* WHAT YOU HAVE TO DO *
Every record below must be returned word for word, with the pictures left out.

* SOURCE DATA *
=== Section Start ===
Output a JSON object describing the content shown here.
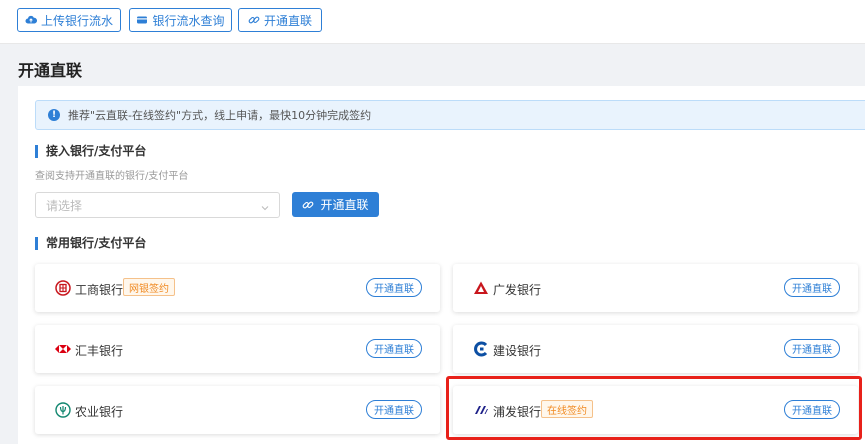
{
  "toolbar": {
    "upload_label": "上传银行流水",
    "query_label": "银行流水查询",
    "open_label": "开通直联"
  },
  "page": {
    "title": "开通直联"
  },
  "notice": {
    "text": "推荐\"云直联-在线签约\"方式，线上申请，最快10分钟完成签约"
  },
  "access": {
    "title": "接入银行/支付平台",
    "subtitle": "查阅支持开通直联的银行/支付平台",
    "placeholder": "请选择",
    "button_label": "开通直联"
  },
  "common": {
    "title": "常用银行/支付平台",
    "banks": [
      {
        "name": "工商银行",
        "badge": "网银签约",
        "button": "开通直联",
        "icon": "icbc-logo"
      },
      {
        "name": "广发银行",
        "badge": "",
        "button": "开通直联",
        "icon": "cgb-logo"
      },
      {
        "name": "汇丰银行",
        "badge": "",
        "button": "开通直联",
        "icon": "hsbc-logo"
      },
      {
        "name": "建设银行",
        "badge": "",
        "button": "开通直联",
        "icon": "ccb-logo"
      },
      {
        "name": "农业银行",
        "badge": "",
        "button": "开通直联",
        "icon": "abc-logo"
      },
      {
        "name": "浦发银行",
        "badge": "在线签约",
        "button": "开通直联",
        "icon": "spdb-logo"
      }
    ]
  },
  "colors": {
    "primary": "#2e7fd6",
    "badge_orange": "#f08a22",
    "highlight_red": "#e8211a"
  }
}
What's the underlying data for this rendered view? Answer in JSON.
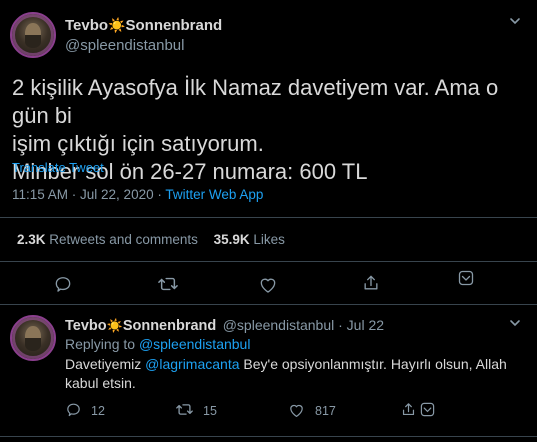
{
  "main": {
    "author_name_a": "Tevbo",
    "author_sun": "☀️",
    "author_name_b": "Sonnenbrand",
    "handle": "@spleendistanbul",
    "text_line1": "2 kişilik Ayasofya İlk Namaz davetiyem var. Ama o gün bi",
    "text_line2": "işim çıktığı için satıyorum.",
    "text_line3": "Minber sol ön 26-27 numara: 600 TL",
    "translate": "Translate Tweet",
    "time": "11:15 AM · Jul 22, 2020 · ",
    "source": "Twitter Web App",
    "retweets_count": "2.3K",
    "retweets_label": " Retweets and comments",
    "likes_count": "35.9K",
    "likes_label": " Likes"
  },
  "reply": {
    "author_name_a": "Tevbo",
    "author_sun": "☀️",
    "author_name_b": "Sonnenbrand",
    "handle_date": "@spleendistanbul · Jul 22",
    "replying_prefix": "Replying to ",
    "replying_to": "@spleendistanbul",
    "text_a": "Davetiyemiz ",
    "text_mention": "@lagrimacanta",
    "text_b": " Bey'e opsiyonlanmıştır. Hayırlı olsun, Allah",
    "text_line2": "kabul etsin.",
    "reply_count": "12",
    "retweet_count": "15",
    "like_count": "817"
  },
  "colors": {
    "background": "#000000",
    "text": "#d9d9d9",
    "secondary": "#8899a6",
    "accent": "#1da1f2",
    "divider": "#38444d"
  },
  "icons": {
    "reply": "reply-icon",
    "retweet": "retweet-icon",
    "like": "heart-icon",
    "share": "share-icon",
    "tip": "tip-icon",
    "menu": "chevron-down-icon"
  }
}
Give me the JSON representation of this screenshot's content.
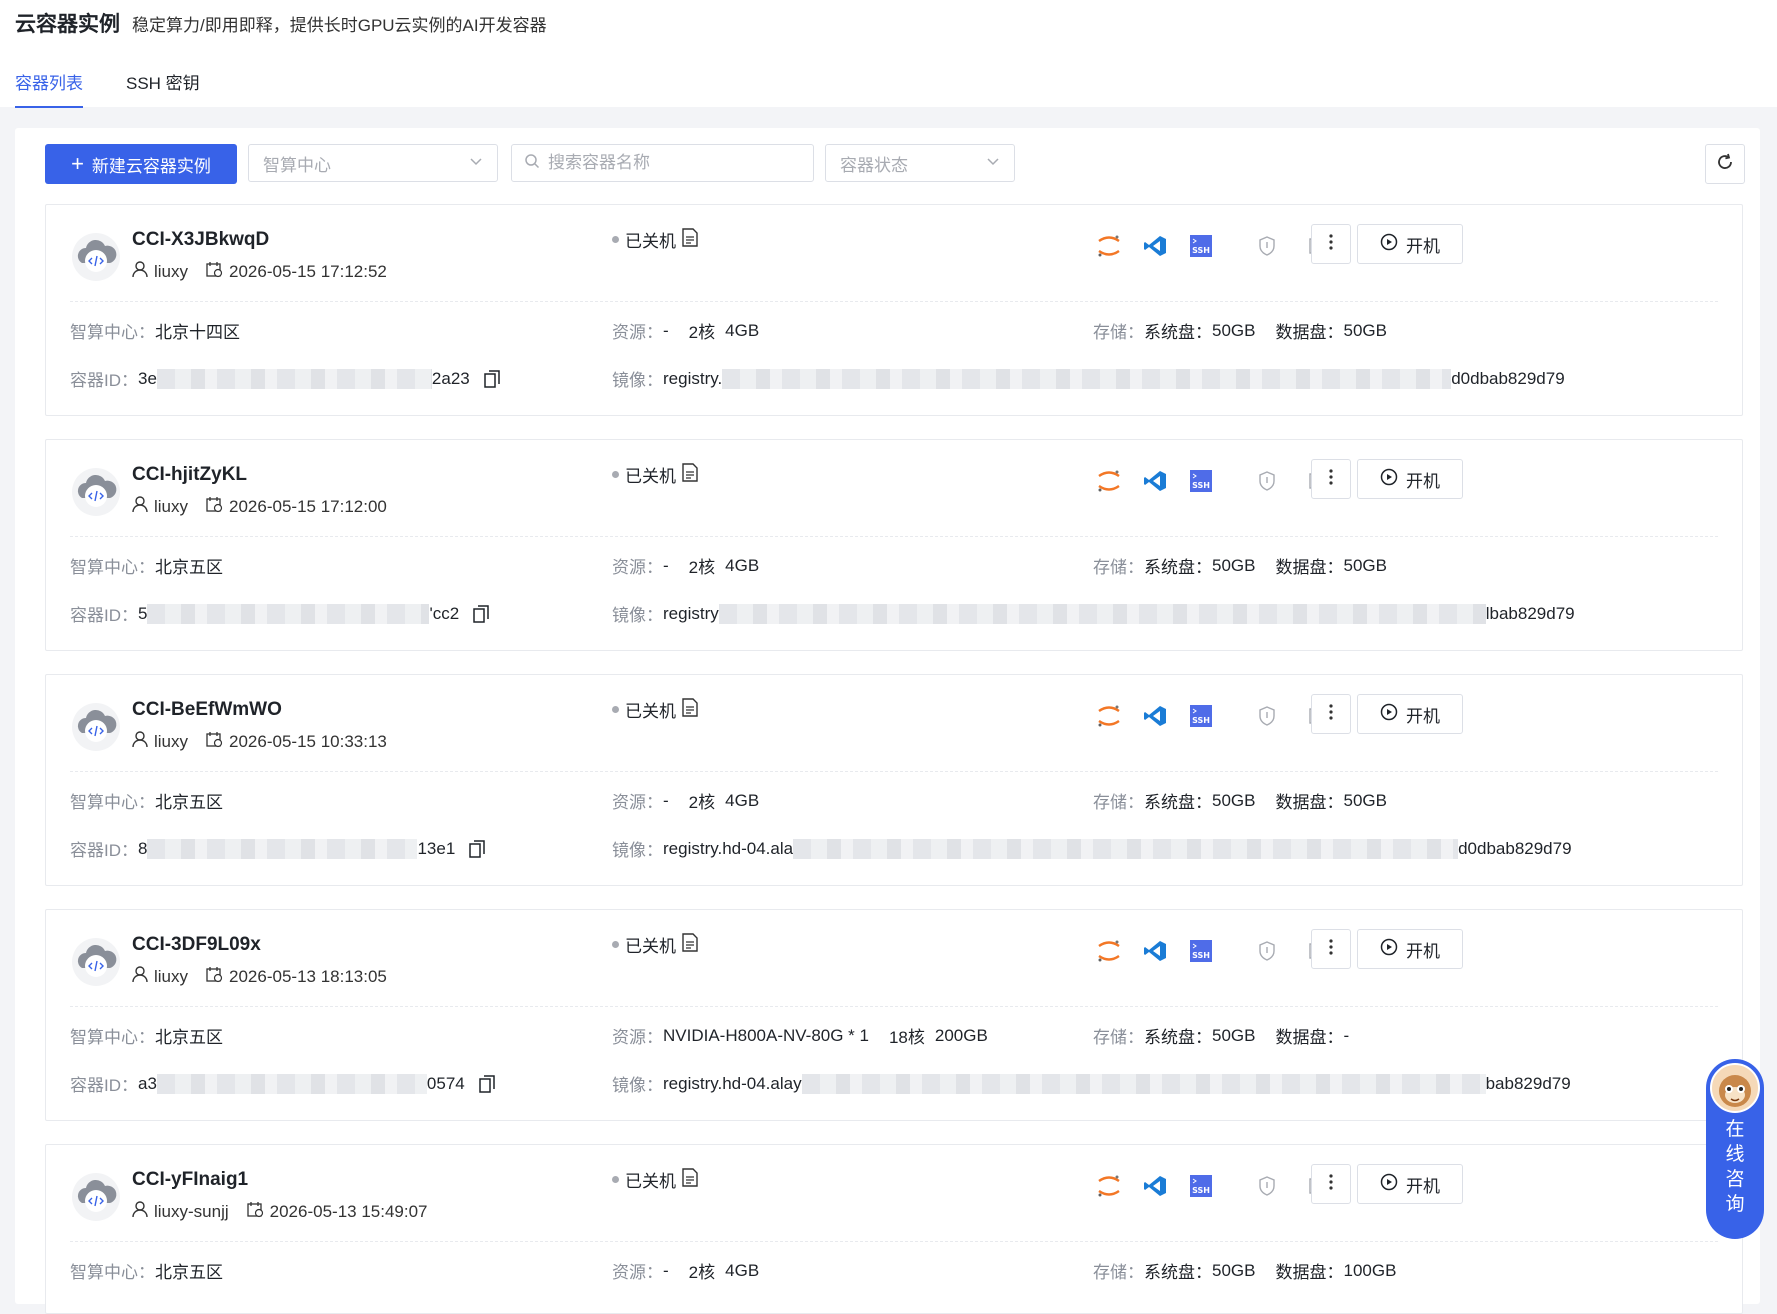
{
  "page": {
    "title": "云容器实例",
    "subtitle": "稳定算力/即用即释，提供长时GPU云实例的AI开发容器"
  },
  "tabs": [
    {
      "label": "容器列表",
      "active": true
    },
    {
      "label": "SSH 密钥",
      "active": false
    }
  ],
  "toolbar": {
    "create_label": "新建云容器实例",
    "center_placeholder": "智算中心",
    "search_placeholder": "搜索容器名称",
    "status_placeholder": "容器状态"
  },
  "labels": {
    "center": "智算中心：",
    "resource": "资源：",
    "storage": "存储：",
    "sysdisk": "系统盘：",
    "datadisk": "数据盘：",
    "container_id": "容器ID：",
    "image": "镜像：",
    "start": "开机"
  },
  "colors": {
    "primary": "#3862e8",
    "label": "#8a8f99",
    "status_dot": "#a8abb2"
  },
  "containers": [
    {
      "name": "CCI-X3JBkwqD",
      "user": "liuxy",
      "created": "2026-05-15 17:12:52",
      "status": "已关机",
      "center": "北京十四区",
      "resource": "-",
      "cpu": "2核",
      "mem": "4GB",
      "sys_disk": "50GB",
      "data_disk": "50GB",
      "id_start": "3e",
      "id_end": "2a23",
      "image_start": "registry.",
      "image_end": "d0dbab829d79"
    },
    {
      "name": "CCI-hjitZyKL",
      "user": "liuxy",
      "created": "2026-05-15 17:12:00",
      "status": "已关机",
      "center": "北京五区",
      "resource": "-",
      "cpu": "2核",
      "mem": "4GB",
      "sys_disk": "50GB",
      "data_disk": "50GB",
      "id_start": "5",
      "id_end": "'cc2",
      "image_start": "registry",
      "image_end": "lbab829d79"
    },
    {
      "name": "CCI-BeEfWmWO",
      "user": "liuxy",
      "created": "2026-05-15 10:33:13",
      "status": "已关机",
      "center": "北京五区",
      "resource": "-",
      "cpu": "2核",
      "mem": "4GB",
      "sys_disk": "50GB",
      "data_disk": "50GB",
      "id_start": "8",
      "id_end": "13e1",
      "image_start": "registry.hd-04.ala",
      "image_end": "d0dbab829d79"
    },
    {
      "name": "CCI-3DF9L09x",
      "user": "liuxy",
      "created": "2026-05-13 18:13:05",
      "status": "已关机",
      "center": "北京五区",
      "resource": "NVIDIA-H800A-NV-80G  * 1",
      "cpu": "18核",
      "mem": "200GB",
      "sys_disk": "50GB",
      "data_disk": "-",
      "id_start": "a3",
      "id_end": "0574",
      "image_start": "registry.hd-04.alay",
      "image_end": "bab829d79"
    },
    {
      "name": "CCI-yFInaig1",
      "user": "liuxy-sunjj",
      "created": "2026-05-13 15:49:07",
      "status": "已关机",
      "center": "北京五区",
      "resource": "-",
      "cpu": "2核",
      "mem": "4GB",
      "sys_disk": "50GB",
      "data_disk": "100GB",
      "id_start": "",
      "id_end": "",
      "image_start": "",
      "image_end": ""
    }
  ],
  "chat": {
    "label": "在线咨询"
  }
}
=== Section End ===
* RESULT FOR THIS TASK *
Output a JSON object describing the content shown here.
{
  "toolbar": {
    "upload_label": "上传银行流水",
    "query_label": "银行流水查询",
    "open_label": "开通直联"
  },
  "page": {
    "title": "开通直联"
  },
  "notice": {
    "text": "推荐\"云直联-在线签约\"方式，线上申请，最快10分钟完成签约"
  },
  "access": {
    "title": "接入银行/支付平台",
    "subtitle": "查阅支持开通直联的银行/支付平台",
    "placeholder": "请选择",
    "button_label": "开通直联"
  },
  "common": {
    "title": "常用银行/支付平台",
    "banks": [
      {
        "name": "工商银行",
        "badge": "网银签约",
        "button": "开通直联",
        "icon": "icbc-logo"
      },
      {
        "name": "广发银行",
        "badge": "",
        "button": "开通直联",
        "icon": "cgb-logo"
      },
      {
        "name": "汇丰银行",
        "badge": "",
        "button": "开通直联",
        "icon": "hsbc-logo"
      },
      {
        "name": "建设银行",
        "badge": "",
        "button": "开通直联",
        "icon": "ccb-logo"
      },
      {
        "name": "农业银行",
        "badge": "",
        "button": "开通直联",
        "icon": "abc-logo"
      },
      {
        "name": "浦发银行",
        "badge": "在线签约",
        "button": "开通直联",
        "icon": "spdb-logo"
      }
    ]
  },
  "colors": {
    "primary": "#2e7fd6",
    "badge_orange": "#f08a22",
    "highlight_red": "#e8211a"
  }
}
What's the underlying data for this rendered view? Answer in JSON.
{
  "main": {
    "author_name_a": "Tevbo",
    "author_sun": "☀️",
    "author_name_b": "Sonnenbrand",
    "handle": "@spleendistanbul",
    "text_line1": "2 kişilik Ayasofya İlk Namaz davetiyem var. Ama o gün bi",
    "text_line2": "işim çıktığı için satıyorum.",
    "text_line3": "Minber sol ön 26-27 numara: 600 TL",
    "translate": "Translate Tweet",
    "time": "11:15 AM · Jul 22, 2020 · ",
    "source": "Twitter Web App",
    "retweets_count": "2.3K",
    "retweets_label": " Retweets and comments",
    "likes_count": "35.9K",
    "likes_label": " Likes"
  },
  "reply": {
    "author_name_a": "Tevbo",
    "author_sun": "☀️",
    "author_name_b": "Sonnenbrand",
    "handle_date": "@spleendistanbul · Jul 22",
    "replying_prefix": "Replying to ",
    "replying_to": "@spleendistanbul",
    "text_a": "Davetiyemiz ",
    "text_mention": "@lagrimacanta",
    "text_b": " Bey'e opsiyonlanmıştır. Hayırlı olsun, Allah",
    "text_line2": "kabul etsin.",
    "reply_count": "12",
    "retweet_count": "15",
    "like_count": "817"
  },
  "colors": {
    "background": "#000000",
    "text": "#d9d9d9",
    "secondary": "#8899a6",
    "accent": "#1da1f2",
    "divider": "#38444d"
  },
  "icons": {
    "reply": "reply-icon",
    "retweet": "retweet-icon",
    "like": "heart-icon",
    "share": "share-icon",
    "tip": "tip-icon",
    "menu": "chevron-down-icon"
  }
}
Give me the JSON representation of this screenshot's content.
{
  "page": {
    "title": "云容器实例",
    "subtitle": "稳定算力/即用即释，提供长时GPU云实例的AI开发容器"
  },
  "tabs": [
    {
      "label": "容器列表",
      "active": true
    },
    {
      "label": "SSH 密钥",
      "active": false
    }
  ],
  "toolbar": {
    "create_label": "新建云容器实例",
    "center_placeholder": "智算中心",
    "search_placeholder": "搜索容器名称",
    "status_placeholder": "容器状态"
  },
  "labels": {
    "center": "智算中心：",
    "resource": "资源：",
    "storage": "存储：",
    "sysdisk": "系统盘：",
    "datadisk": "数据盘：",
    "container_id": "容器ID：",
    "image": "镜像：",
    "start": "开机"
  },
  "colors": {
    "primary": "#3862e8",
    "label": "#8a8f99",
    "status_dot": "#a8abb2"
  },
  "containers": [
    {
      "name": "CCI-X3JBkwqD",
      "user": "liuxy",
      "created": "2026-05-15 17:12:52",
      "status": "已关机",
      "center": "北京十四区",
      "resource": "-",
      "cpu": "2核",
      "mem": "4GB",
      "sys_disk": "50GB",
      "data_disk": "50GB",
      "id_start": "3e",
      "id_end": "2a23",
      "image_start": "registry.",
      "image_end": "d0dbab829d79"
    },
    {
      "name": "CCI-hjitZyKL",
      "user": "liuxy",
      "created": "2026-05-15 17:12:00",
      "status": "已关机",
      "center": "北京五区",
      "resource": "-",
      "cpu": "2核",
      "mem": "4GB",
      "sys_disk": "50GB",
      "data_disk": "50GB",
      "id_start": "5",
      "id_end": "'cc2",
      "image_start": "registry",
      "image_end": "lbab829d79"
    },
    {
      "name": "CCI-BeEfWmWO",
      "user": "liuxy",
      "created": "2026-05-15 10:33:13",
      "status": "已关机",
      "center": "北京五区",
      "resource": "-",
      "cpu": "2核",
      "mem": "4GB",
      "sys_disk": "50GB",
      "data_disk": "50GB",
      "id_start": "8",
      "id_end": "13e1",
      "image_start": "registry.hd-04.ala",
      "image_end": "d0dbab829d79"
    },
    {
      "name": "CCI-3DF9L09x",
      "user": "liuxy",
      "created": "2026-05-13 18:13:05",
      "status": "已关机",
      "center": "北京五区",
      "resource": "NVIDIA-H800A-NV-80G  * 1",
      "cpu": "18核",
      "mem": "200GB",
      "sys_disk": "50GB",
      "data_disk": "-",
      "id_start": "a3",
      "id_end": "0574",
      "image_start": "registry.hd-04.alay",
      "image_end": "bab829d79"
    },
    {
      "name": "CCI-yFInaig1",
      "user": "liuxy-sunjj",
      "created": "2026-05-13 15:49:07",
      "status": "已关机",
      "center": "北京五区",
      "resource": "-",
      "cpu": "2核",
      "mem": "4GB",
      "sys_disk": "50GB",
      "data_disk": "100GB",
      "id_start": "",
      "id_end": "",
      "image_start": "",
      "image_end": ""
    }
  ],
  "chat": {
    "label": "在线咨询"
  }
}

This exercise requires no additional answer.